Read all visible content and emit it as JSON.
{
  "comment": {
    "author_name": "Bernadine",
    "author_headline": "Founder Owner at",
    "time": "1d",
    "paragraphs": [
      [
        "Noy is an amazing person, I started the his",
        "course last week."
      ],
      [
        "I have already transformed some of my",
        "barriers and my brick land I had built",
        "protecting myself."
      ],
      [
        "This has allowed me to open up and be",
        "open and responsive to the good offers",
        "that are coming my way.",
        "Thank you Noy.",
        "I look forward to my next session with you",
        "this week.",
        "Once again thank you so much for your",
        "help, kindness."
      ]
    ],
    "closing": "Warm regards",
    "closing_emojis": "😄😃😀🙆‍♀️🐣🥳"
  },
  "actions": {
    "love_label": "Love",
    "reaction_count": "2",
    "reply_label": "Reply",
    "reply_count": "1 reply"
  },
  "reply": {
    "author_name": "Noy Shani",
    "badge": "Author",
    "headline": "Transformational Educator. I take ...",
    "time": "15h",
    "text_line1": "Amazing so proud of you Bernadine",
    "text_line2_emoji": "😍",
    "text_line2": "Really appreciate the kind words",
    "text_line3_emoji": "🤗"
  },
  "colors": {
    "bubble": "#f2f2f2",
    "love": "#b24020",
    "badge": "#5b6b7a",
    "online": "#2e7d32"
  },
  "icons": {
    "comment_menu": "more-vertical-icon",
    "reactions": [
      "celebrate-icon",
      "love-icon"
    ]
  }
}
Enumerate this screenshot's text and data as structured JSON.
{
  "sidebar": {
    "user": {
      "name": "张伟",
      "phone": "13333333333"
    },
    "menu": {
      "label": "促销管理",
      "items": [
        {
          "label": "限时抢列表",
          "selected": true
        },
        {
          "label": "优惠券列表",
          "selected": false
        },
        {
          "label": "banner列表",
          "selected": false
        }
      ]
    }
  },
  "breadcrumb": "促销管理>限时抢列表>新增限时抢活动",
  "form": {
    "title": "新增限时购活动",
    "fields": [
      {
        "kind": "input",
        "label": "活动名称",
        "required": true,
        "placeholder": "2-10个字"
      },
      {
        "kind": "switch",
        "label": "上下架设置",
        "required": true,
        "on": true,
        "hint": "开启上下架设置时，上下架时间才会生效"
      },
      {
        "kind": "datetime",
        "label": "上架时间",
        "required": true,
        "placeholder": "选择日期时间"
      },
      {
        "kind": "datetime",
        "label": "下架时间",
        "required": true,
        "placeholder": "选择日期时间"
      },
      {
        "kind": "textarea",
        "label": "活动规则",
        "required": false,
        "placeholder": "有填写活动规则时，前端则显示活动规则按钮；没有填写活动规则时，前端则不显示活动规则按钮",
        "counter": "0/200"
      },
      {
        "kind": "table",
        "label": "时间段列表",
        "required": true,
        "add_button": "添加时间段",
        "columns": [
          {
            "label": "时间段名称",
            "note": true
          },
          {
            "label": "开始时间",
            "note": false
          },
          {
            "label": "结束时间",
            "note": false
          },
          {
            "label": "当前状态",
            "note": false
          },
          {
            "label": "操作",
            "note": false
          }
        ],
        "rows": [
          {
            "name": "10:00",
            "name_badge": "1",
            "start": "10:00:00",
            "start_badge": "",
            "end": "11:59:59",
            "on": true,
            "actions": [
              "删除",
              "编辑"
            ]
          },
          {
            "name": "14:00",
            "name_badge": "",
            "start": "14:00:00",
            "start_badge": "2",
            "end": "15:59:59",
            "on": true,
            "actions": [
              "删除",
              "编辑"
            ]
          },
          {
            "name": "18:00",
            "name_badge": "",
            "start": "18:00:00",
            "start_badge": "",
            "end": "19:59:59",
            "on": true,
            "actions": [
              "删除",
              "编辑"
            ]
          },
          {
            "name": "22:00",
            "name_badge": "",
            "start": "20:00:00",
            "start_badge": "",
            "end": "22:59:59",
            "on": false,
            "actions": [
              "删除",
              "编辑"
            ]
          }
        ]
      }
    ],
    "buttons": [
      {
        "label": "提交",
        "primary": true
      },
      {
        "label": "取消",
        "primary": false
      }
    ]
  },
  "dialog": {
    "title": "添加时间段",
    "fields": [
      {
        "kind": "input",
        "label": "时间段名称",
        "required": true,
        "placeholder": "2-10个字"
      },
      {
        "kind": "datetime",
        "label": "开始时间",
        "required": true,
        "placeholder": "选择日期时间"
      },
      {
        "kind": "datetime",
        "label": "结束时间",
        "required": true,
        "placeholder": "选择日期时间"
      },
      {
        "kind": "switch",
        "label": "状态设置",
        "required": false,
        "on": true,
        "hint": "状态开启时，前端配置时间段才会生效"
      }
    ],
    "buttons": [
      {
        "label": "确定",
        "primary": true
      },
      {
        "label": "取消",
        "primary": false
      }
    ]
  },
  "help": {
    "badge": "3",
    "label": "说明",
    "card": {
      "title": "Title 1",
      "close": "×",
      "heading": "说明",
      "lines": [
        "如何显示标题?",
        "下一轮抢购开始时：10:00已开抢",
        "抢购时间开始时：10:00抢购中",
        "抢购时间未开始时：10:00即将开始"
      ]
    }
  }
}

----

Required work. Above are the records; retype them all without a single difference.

Solution below.
Read all visible content and emit it as JSON.
{
  "comment": {
    "author_name": "Bernadine",
    "author_headline": "Founder Owner at",
    "time": "1d",
    "paragraphs": [
      [
        "Noy is an amazing person, I started the his",
        "course last week."
      ],
      [
        "I have already transformed some of my",
        "barriers and my brick land I had built",
        "protecting myself."
      ],
      [
        "This has allowed me to open up and be",
        "open and responsive to the good offers",
        "that are coming my way.",
        "Thank you Noy.",
        "I look forward to my next session with you",
        "this week.",
        "Once again thank you so much for your",
        "help, kindness."
      ]
    ],
    "closing": "Warm regards",
    "closing_emojis": "😄😃😀🙆‍♀️🐣🥳"
  },
  "actions": {
    "love_label": "Love",
    "reaction_count": "2",
    "reply_label": "Reply",
    "reply_count": "1 reply"
  },
  "reply": {
    "author_name": "Noy Shani",
    "badge": "Author",
    "headline": "Transformational Educator. I take ...",
    "time": "15h",
    "text_line1": "Amazing so proud of you Bernadine",
    "text_line2_emoji": "😍",
    "text_line2": "Really appreciate the kind words",
    "text_line3_emoji": "🤗"
  },
  "colors": {
    "bubble": "#f2f2f2",
    "love": "#b24020",
    "badge": "#5b6b7a",
    "online": "#2e7d32"
  },
  "icons": {
    "comment_menu": "more-vertical-icon",
    "reactions": [
      "celebrate-icon",
      "love-icon"
    ]
  }
}
Enumerate this screenshot's text and data as structured JSON.
{
  "sidebar": {
    "user": {
      "name": "张伟",
      "phone": "13333333333"
    },
    "menu": {
      "label": "促销管理",
      "items": [
        {
          "label": "限时抢列表",
          "selected": true
        },
        {
          "label": "优惠券列表",
          "selected": false
        },
        {
          "label": "banner列表",
          "selected": false
        }
      ]
    }
  },
  "breadcrumb": "促销管理>限时抢列表>新增限时抢活动",
  "form": {
    "title": "新增限时购活动",
    "fields": [
      {
        "kind": "input",
        "label": "活动名称",
        "required": true,
        "placeholder": "2-10个字"
      },
      {
        "kind": "switch",
        "label": "上下架设置",
        "required": true,
        "on": true,
        "hint": "开启上下架设置时，上下架时间才会生效"
      },
      {
        "kind": "datetime",
        "label": "上架时间",
        "required": true,
        "placeholder": "选择日期时间"
      },
      {
        "kind": "datetime",
        "label": "下架时间",
        "required": true,
        "placeholder": "选择日期时间"
      },
      {
        "kind": "textarea",
        "label": "活动规则",
        "required": false,
        "placeholder": "有填写活动规则时，前端则显示活动规则按钮；没有填写活动规则时，前端则不显示活动规则按钮",
        "counter": "0/200"
      },
      {
        "kind": "table",
        "label": "时间段列表",
        "required": true,
        "add_button": "添加时间段",
        "columns": [
          {
            "label": "时间段名称",
            "note": true
          },
          {
            "label": "开始时间",
            "note": false
          },
          {
            "label": "结束时间",
            "note": false
          },
          {
            "label": "当前状态",
            "note": false
          },
          {
            "label": "操作",
            "note": false
          }
        ],
        "rows": [
          {
            "name": "10:00",
            "name_badge": "1",
            "start": "10:00:00",
            "start_badge": "",
            "end": "11:59:59",
            "on": true,
            "actions": [
              "删除",
              "编辑"
            ]
          },
          {
            "name": "14:00",
            "name_badge": "",
            "start": "14:00:00",
            "start_badge": "2",
            "end": "15:59:59",
            "on": true,
            "actions": [
              "删除",
              "编辑"
            ]
          },
          {
            "name": "18:00",
            "name_badge": "",
            "start": "18:00:00",
            "start_badge": "",
            "end": "19:59:59",
            "on": true,
            "actions": [
              "删除",
              "编辑"
            ]
          },
          {
            "name": "22:00",
            "name_badge": "",
            "start": "20:00:00",
            "start_badge": "",
            "end": "22:59:59",
            "on": false,
            "actions": [
              "删除",
              "编辑"
            ]
          }
        ]
      }
    ],
    "buttons": [
      {
        "label": "提交",
        "primary": true
      },
      {
        "label": "取消",
        "primary": false
      }
    ]
  },
  "dialog": {
    "title": "添加时间段",
    "fields": [
      {
        "kind": "input",
        "label": "时间段名称",
        "required": true,
        "placeholder": "2-10个字"
      },
      {
        "kind": "datetime",
        "label": "开始时间",
        "required": true,
        "placeholder": "选择日期时间"
      },
      {
        "kind": "datetime",
        "label": "结束时间",
        "required": true,
        "placeholder": "选择日期时间"
      },
      {
        "kind": "switch",
        "label": "状态设置",
        "required": false,
        "on": true,
        "hint": "状态开启时，前端配置时间段才会生效"
      }
    ],
    "buttons": [
      {
        "label": "确定",
        "primary": true
      },
      {
        "label": "取消",
        "primary": false
      }
    ]
  },
  "help": {
    "badge": "3",
    "label": "说明",
    "card": {
      "title": "Title 1",
      "close": "×",
      "heading": "说明",
      "lines": [
        "如何显示标题?",
        "下一轮抢购开始时：10:00已开抢",
        "抢购时间开始时：10:00抢购中",
        "抢购时间未开始时：10:00即将开始"
      ]
    }
  }
}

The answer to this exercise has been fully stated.